Tales of Distress, Whisperings of Hope.

In the time of King Herod, after Jesus was born in Bethlehem of Judea, wise men from the East came to Jerusalem, asking, "Where is the child who has been born king of the Jews? For we observed his star at its rising, and have come to pay him homage." When King Herod heard this, he was frightened, and all Jerusalem with him. (Matthew 2:1-3)

The 2016 election was stressful. According to the American Psychological Association, over half of Americans found the election to be a significant source of stress. I'm sure "election stress disorder" is a new concept to most of us. But the fear, anxiety, and distress of most Americans should not surprise us. It is normal to react this way when systems are threatened, power is confronted, the status quo is jeopardized, ideals are undermined, order is threatened, and vulnerabilities expose false securities. Americans were stressed because this election was not safe.

Christmas is not safe. It was not then. It is not now.
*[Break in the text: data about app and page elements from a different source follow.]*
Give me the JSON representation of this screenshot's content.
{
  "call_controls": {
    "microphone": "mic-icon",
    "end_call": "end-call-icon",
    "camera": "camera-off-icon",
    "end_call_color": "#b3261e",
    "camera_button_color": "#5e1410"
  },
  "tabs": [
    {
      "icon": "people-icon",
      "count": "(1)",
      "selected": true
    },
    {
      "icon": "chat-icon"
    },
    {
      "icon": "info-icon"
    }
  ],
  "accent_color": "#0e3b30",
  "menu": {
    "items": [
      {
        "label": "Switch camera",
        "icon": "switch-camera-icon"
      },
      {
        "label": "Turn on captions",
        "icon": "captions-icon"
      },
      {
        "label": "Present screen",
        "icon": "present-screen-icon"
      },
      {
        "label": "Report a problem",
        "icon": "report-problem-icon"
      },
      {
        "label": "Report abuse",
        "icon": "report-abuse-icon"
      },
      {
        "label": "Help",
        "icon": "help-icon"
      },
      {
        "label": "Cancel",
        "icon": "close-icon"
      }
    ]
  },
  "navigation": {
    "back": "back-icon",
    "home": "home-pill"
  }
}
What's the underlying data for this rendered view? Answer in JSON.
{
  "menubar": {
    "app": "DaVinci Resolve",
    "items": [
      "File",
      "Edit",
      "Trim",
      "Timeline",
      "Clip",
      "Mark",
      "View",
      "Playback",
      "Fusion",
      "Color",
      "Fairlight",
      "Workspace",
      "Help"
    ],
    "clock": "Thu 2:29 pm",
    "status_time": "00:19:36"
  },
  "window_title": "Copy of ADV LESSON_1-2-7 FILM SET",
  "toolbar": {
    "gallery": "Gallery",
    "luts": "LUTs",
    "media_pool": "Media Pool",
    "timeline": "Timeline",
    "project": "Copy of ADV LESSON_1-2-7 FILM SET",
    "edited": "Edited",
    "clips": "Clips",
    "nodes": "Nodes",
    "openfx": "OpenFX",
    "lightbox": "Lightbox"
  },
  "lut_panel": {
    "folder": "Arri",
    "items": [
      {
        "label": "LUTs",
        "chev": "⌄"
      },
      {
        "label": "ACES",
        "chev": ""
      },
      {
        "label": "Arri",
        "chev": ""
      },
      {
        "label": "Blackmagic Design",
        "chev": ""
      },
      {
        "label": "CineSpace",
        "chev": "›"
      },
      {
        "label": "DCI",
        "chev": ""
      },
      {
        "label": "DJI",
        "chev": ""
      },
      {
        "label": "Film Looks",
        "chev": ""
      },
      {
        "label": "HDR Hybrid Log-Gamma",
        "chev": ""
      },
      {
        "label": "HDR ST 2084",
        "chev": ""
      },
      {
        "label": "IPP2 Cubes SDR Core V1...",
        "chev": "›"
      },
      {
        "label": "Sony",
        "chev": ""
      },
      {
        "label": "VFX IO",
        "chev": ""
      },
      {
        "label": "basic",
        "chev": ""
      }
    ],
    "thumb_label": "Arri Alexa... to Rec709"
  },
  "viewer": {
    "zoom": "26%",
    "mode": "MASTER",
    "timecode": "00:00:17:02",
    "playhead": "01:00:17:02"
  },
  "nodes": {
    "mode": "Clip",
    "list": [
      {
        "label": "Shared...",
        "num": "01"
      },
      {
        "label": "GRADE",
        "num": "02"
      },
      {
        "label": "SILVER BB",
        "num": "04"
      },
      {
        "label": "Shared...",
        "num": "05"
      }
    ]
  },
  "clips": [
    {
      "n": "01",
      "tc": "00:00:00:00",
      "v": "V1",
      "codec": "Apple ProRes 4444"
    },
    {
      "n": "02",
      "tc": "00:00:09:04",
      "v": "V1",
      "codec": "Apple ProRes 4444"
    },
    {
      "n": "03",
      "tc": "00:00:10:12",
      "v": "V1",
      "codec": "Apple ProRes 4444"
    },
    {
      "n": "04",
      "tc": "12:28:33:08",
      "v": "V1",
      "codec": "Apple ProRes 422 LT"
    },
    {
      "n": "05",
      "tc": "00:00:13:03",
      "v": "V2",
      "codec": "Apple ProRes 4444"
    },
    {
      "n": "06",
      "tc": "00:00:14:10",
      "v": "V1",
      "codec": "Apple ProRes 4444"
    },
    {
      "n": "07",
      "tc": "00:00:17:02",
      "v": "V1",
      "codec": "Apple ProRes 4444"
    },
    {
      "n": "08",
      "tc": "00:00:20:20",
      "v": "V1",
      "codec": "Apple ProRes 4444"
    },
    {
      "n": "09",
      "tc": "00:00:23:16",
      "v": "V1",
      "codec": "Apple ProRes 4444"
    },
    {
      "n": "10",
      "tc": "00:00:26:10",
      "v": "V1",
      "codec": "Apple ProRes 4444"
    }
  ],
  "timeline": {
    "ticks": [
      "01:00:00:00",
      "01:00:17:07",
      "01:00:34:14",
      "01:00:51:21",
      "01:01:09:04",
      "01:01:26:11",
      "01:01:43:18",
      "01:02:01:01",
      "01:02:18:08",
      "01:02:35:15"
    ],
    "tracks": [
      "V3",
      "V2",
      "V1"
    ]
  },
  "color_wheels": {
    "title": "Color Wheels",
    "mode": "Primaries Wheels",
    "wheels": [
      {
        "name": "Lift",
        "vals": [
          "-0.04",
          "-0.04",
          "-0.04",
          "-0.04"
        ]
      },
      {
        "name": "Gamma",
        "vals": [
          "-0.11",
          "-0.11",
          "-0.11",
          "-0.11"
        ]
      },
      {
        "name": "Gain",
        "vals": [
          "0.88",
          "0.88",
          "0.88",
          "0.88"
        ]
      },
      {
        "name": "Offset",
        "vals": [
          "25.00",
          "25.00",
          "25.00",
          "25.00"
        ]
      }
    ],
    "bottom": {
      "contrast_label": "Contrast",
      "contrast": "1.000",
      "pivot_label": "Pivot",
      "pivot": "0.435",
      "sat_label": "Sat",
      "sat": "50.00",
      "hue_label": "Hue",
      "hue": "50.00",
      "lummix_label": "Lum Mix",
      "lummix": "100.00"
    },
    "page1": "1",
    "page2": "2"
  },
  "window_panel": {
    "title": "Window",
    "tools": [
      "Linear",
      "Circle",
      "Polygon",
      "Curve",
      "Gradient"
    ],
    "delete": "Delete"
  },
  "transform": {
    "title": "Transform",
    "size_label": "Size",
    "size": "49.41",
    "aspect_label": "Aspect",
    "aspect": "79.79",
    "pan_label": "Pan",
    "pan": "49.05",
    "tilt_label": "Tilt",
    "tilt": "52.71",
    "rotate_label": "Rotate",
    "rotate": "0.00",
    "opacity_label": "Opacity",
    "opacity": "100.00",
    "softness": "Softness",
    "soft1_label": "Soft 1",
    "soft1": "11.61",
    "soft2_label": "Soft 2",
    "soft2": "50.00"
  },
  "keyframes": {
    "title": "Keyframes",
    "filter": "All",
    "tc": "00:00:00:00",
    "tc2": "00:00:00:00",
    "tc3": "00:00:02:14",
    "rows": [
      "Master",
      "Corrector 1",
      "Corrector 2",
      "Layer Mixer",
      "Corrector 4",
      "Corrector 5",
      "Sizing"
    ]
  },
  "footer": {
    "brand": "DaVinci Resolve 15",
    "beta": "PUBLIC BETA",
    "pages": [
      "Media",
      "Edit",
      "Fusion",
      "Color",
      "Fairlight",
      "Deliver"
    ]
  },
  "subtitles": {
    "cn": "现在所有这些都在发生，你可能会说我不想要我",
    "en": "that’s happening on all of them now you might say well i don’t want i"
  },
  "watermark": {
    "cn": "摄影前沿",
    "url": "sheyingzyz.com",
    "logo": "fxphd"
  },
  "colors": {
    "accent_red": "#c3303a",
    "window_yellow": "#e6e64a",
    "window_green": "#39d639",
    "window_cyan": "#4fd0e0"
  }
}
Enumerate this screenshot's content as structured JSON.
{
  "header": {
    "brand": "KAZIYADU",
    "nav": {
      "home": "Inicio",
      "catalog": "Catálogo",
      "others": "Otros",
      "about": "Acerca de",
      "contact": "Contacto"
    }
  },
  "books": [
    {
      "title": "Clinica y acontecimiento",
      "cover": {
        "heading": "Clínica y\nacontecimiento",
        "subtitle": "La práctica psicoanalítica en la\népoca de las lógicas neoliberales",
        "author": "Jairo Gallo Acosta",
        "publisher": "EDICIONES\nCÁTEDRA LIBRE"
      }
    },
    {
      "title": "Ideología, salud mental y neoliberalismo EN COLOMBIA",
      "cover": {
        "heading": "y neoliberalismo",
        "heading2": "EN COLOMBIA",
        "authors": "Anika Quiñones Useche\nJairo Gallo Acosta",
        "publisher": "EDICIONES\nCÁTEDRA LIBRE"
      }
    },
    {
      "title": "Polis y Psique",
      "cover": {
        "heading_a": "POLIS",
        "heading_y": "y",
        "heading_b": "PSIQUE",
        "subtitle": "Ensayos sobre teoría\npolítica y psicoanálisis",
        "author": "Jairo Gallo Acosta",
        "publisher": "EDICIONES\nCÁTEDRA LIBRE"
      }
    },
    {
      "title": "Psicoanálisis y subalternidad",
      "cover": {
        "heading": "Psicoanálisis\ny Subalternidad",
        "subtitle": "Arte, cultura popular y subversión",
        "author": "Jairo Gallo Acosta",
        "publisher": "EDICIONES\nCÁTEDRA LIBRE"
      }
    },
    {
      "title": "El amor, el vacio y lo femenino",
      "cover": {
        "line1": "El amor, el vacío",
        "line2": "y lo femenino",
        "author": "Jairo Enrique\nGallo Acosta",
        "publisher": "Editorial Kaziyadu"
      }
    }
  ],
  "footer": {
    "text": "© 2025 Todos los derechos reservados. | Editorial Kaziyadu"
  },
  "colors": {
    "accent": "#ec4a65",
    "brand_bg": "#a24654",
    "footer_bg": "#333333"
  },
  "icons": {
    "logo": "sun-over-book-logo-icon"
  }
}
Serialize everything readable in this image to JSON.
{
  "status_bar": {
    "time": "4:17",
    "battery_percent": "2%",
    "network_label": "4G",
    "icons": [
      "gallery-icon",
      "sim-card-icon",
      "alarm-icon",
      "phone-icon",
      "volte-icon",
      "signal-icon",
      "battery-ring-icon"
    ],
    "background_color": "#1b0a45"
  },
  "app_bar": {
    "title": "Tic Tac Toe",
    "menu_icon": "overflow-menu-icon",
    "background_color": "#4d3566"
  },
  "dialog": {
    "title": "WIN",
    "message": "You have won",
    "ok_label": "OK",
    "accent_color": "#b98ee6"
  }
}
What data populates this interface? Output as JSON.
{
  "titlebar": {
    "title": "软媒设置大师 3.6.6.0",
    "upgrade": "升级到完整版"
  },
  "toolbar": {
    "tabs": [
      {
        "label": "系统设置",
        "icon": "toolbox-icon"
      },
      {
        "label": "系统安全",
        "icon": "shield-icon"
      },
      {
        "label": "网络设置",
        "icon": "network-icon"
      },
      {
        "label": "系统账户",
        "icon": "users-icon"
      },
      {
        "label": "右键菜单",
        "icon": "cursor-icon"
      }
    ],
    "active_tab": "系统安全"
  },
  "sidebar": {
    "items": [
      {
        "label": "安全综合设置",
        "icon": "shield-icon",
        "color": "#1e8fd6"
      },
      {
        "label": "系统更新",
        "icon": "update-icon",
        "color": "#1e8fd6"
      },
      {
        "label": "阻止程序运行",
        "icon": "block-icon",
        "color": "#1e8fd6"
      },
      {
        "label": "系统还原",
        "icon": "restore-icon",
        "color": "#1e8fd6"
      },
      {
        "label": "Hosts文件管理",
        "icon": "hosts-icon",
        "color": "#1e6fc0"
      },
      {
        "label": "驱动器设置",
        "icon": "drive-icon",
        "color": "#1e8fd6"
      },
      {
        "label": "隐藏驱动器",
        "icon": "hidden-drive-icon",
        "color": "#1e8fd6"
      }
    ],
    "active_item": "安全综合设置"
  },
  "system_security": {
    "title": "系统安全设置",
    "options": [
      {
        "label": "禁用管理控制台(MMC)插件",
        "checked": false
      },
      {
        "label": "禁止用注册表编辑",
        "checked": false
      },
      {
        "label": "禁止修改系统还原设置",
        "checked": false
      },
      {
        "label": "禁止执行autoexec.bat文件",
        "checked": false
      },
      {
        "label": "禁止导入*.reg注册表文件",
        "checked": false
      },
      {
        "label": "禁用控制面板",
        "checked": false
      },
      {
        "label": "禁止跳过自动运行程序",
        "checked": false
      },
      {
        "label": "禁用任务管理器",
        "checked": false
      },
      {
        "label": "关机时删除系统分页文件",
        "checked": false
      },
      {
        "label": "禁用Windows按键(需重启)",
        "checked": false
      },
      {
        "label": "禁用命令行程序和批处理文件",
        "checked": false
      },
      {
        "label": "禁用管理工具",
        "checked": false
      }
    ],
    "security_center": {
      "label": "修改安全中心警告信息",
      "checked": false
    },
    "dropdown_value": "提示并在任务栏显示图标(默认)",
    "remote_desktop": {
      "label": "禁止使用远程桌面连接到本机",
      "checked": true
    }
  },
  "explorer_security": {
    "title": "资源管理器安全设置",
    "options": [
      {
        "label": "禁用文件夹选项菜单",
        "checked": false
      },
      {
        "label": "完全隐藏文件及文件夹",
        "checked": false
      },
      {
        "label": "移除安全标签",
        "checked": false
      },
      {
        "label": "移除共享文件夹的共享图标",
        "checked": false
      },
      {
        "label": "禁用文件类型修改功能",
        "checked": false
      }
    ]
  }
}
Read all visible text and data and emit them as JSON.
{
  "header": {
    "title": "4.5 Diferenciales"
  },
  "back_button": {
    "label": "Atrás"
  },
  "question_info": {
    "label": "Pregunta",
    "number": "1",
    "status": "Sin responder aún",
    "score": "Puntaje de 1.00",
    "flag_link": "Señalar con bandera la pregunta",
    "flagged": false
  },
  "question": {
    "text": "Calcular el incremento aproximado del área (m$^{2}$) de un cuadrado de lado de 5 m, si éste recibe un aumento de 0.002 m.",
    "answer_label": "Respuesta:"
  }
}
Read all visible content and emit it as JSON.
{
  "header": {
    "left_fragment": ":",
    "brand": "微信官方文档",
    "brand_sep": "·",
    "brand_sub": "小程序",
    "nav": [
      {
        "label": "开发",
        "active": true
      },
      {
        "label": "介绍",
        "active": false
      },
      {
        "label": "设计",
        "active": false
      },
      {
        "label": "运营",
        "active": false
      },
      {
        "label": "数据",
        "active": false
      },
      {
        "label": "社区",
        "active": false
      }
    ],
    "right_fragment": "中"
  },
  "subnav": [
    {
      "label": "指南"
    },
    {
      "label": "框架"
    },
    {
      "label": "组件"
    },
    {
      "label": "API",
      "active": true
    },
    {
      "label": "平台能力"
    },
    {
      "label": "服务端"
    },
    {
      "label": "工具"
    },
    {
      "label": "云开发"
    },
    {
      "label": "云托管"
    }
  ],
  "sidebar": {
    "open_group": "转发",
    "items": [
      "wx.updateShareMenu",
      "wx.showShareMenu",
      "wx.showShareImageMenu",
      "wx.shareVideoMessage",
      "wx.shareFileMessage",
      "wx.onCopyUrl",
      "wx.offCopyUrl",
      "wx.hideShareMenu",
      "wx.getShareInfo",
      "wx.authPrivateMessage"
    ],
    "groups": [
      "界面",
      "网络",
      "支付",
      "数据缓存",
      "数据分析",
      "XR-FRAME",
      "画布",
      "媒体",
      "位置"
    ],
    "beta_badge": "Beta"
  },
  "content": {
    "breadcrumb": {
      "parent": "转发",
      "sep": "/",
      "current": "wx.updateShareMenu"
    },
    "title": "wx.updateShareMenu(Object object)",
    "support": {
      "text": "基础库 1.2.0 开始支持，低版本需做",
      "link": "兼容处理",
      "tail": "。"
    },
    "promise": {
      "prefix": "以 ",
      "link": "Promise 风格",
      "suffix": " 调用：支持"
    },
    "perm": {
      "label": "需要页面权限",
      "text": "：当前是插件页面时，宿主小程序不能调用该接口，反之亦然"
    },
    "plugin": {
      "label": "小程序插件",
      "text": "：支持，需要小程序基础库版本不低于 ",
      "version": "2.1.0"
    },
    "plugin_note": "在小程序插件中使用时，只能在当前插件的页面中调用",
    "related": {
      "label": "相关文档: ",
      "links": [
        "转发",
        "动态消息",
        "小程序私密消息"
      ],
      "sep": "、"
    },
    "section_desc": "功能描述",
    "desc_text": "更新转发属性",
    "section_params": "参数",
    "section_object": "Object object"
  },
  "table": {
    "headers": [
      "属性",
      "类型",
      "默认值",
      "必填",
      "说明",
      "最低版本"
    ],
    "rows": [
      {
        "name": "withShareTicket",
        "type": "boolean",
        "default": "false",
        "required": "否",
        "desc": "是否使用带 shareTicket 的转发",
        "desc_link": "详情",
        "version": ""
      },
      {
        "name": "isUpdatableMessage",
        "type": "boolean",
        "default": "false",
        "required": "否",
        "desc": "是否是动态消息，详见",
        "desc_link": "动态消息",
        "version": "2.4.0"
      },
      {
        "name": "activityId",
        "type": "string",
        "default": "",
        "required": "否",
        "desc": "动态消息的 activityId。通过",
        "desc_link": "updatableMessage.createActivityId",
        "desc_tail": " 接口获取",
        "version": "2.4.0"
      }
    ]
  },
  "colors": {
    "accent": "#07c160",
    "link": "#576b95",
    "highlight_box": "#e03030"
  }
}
King Herod was "frightened." The Greek word literally suggests "agitation." It is translated as "frightened," "terrified," "stirred up"; it has broad connotations just like our term "anxiety." However it's translated, Herod suffered from a type of Advent Stress Disorder. He was distressed because he knew his claim to the throne of Judea was tenuous. He had weaseled his way into his position through violence and politics. He ruled as a servant to the Empire. Herod's birth certificate would not pass a Royal Jewish Heritage Committee. It is even claimed he destroyed genealogical records to hide the truth . . . conspiracy at its finest. Herod's status and power were threatened by the whisperings of the advent (arrival) of a different king, a

true King of the Jews, one with the right birth certificate. Herod was distressed, understandably so.

The text also says that "all Jerusalem" was distressed with Herod. I have always found this a striking statement. Jesus was the hope of a disaffected Jewish populace. They had been waiting for God to send a deliverer who would rescue them from the imposition of a foreign power and the experience of exile, even within their homeland. They awaited a divine revolution. Why, then, would they be distressed? The text does not say. But the stability of their system was threatened. Their status quo was on the verge of dissolution. They knew Herod was paranoid, powerful, and violent. Maybe the people knew he was the kind of king who would order a genocide to protect his throne. Maybe they had witnessed too many revolutionaries crucified. Maybe the Religious leaders who were cozy with the government sensed a threat to their power. Maybe the Religious leaders who opposed the government anticipated the peril of accusations of treason. Maybe, just maybe, they all knew that there was nothing safe about the arrival of a different king.

Surely the wise men sensed the anxiety of this great city. Even without social media, fear and uncertainty are not difficult to see when their shadows loom large over individuals, families, institutions, and governments. I wonder if the wise men encountered poets or musicians as they traveled. Perhaps they sat and listened to Mary's song. Her words are haunting for those in power. Kings are dethroned, the proud are scattered, and the rich are left wanting (Luke 1:52-53), and all of this revolves around the promise of an awaited king. This is anything but safe.

But the wise men were not distressed. Distressed people do not travel hundreds of miles in the direction of a perceived threat. Neither do they bring gifts or bestow honor. The wise men were not distressed; they were overjoyed! (Matt. 2:10).

Maybe, just maybe, they knew this was no ordinary king; this was not the birth of another Jewish revolutionary. Perhaps they had read, perhaps they had heard, the words of Israel's prophets, that this King would be called Wonderful, Counsellor, Mighty God, Everlasting Father, Prince of Peace. (Isaiah 6:9). Perhaps they knew his kingdom would have no end and no boundaries. They were not Jews, but they worshiped this King. Perhaps they understood what no one else seemed to, that the arrival of a divine King is worth celebrating.

In C.S. Lewis' beloved story The Lion, the Witch, and the Wardrobe, Mr. Beaver is asked if Aslan, the great lion, is safe. Mr. Beaver replies, "Who said anything about safe? 'Course he isn't safe. But He's good. He's the King, I tell you." This is what those traveling foreign stargazers understood.

Christmas is not safe. It was not then. It certainly is not now. Kings are temporary; their power is an illusion, their pride is self-destructive, and their riches are false security. Kingdoms, empires, and democracies will come to an end. Anticipating the arrival of a different king is anything but safe. But we do not need to be distressed, because we know that the arrival of a divine King is worth celebrating. After all, "He's good. He's the King, I tell you." May you discover joy in expectation this advent season, - Pastor Jonathan